Edmund's Oast chicken bog. (©Sydney Gallimore)


Oysters

Being on the coast, it’s no surprise that oysters are a classic Charleston dish. The “r” months—the months between September and April—are prime oyster season in Charleston. You’ll find oysters on the menu at events ranging from big, elaborate festivals to quaint, backyard roasts throughout the fall and spring. Be prepared to try this Lowcountry food treat (and don’t be surprised when people bring their own oyster shucking knives to the party).

Where to get it: Where to Eat the Best Oysters in Charleston SC

Leon's Oyster Shop oysters
Leon's Oyster Shop oysters. (©Sydney Gallimore)
 


Okra

In Charleston, okra comes in many forms. It can be grilled, stewed, boiled, roasted, pickled or fried, but no matter how you prepare it, one thing is certain: It’s delicious. Outsiders often write off this superfood because of its tendency to release a slimy sugar residue (not unlike aloe vera) when prepared by the inexperienced cook, but in Charleston, chefs have found a way to make this down-home delicacy into a gourmet culinary experience you’re not likely to find anywhere else. We love it fried in a southern cornmeal batter.

Where to get it: Page’s Okra Grill, Spero, The Granary

Spero's okra
Spero's okra. (©Sydney Gallimore)


Collard Greens

On New Years’ Day around the South, you’ll find people cooking up pork, hoppin’ john and collard greens for good luck in the coming year. But we don’t just eat our greens one day a year; Charlestonians love a good bowl of collard greens anytime. Savory and salty, they’re best when cooked with ham and served with a generous helping of pepper vinegar or hot sauce for a true taste of Southern “health food.”

Where to get it: Jestine’s Kitchen, Early Bird Diner

Early Bird Diner's collard greens
Early Bird Diner's collard greens. (©Sydney Gallimore)

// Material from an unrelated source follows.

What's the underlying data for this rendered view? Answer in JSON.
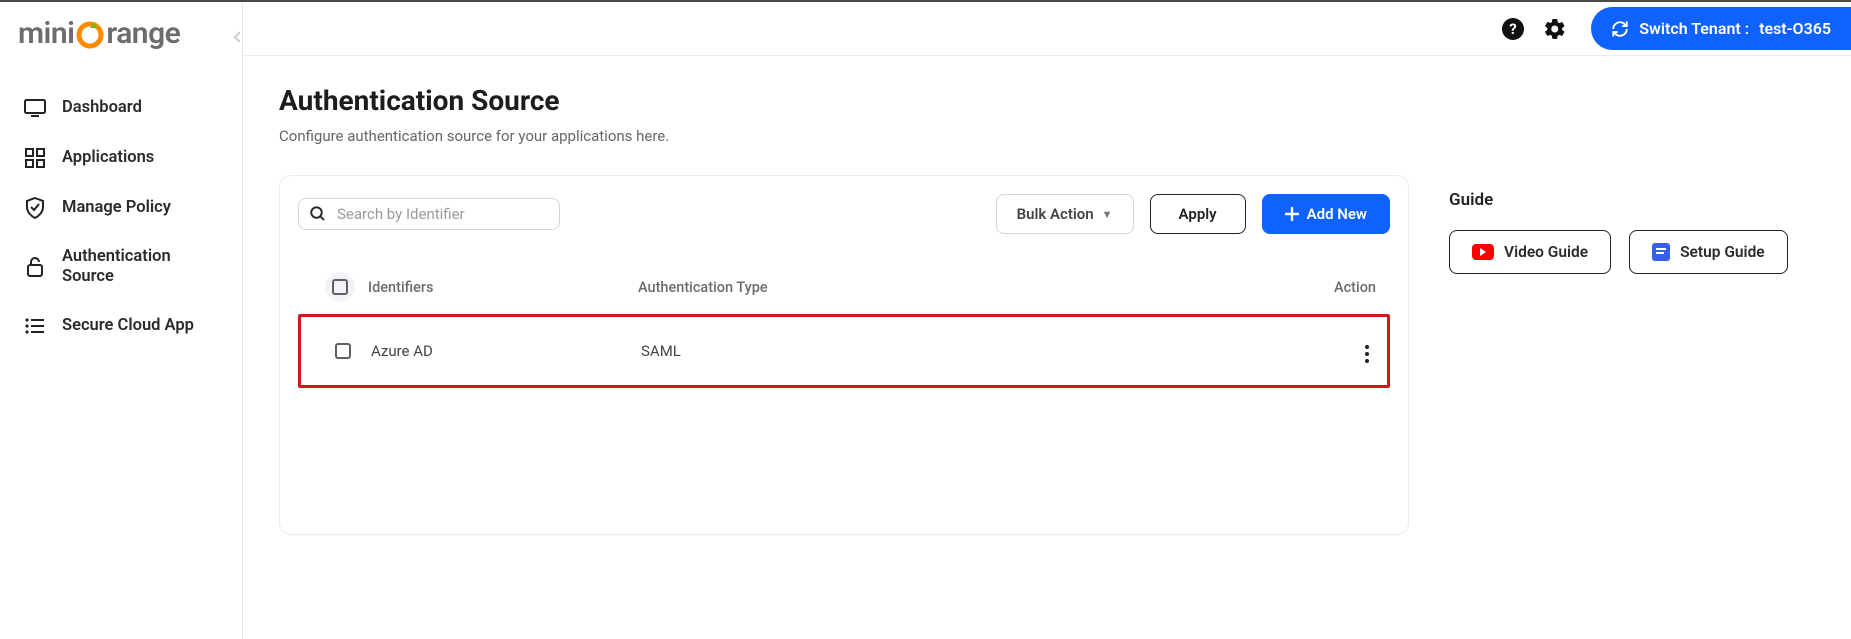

Boiled Peanuts

Take me out to the ballgame...one of the best parts of summer is heading to see the Charleston Riverdogs play ball and buying a hot bag of Cajun-style boiled peanuts from a local celebrity, Tony the Peanut Man. Often called “the caviar of the South,” boiled peanuts look something like kidney beans, but taste like salty pearls of edamame, crossed with a chickpea, crossed with a peanut. They’re uniquely addicting!

Where to get it: Husk, Proof, The Alley

Boiled peanuts from The Alley
Boiled peanuts from The Alley. (©Sydney Gallimore)

Please be sure to contact each establishment to verify opening hours, reservation policies, health requirements, and any other variations as the month’s progress.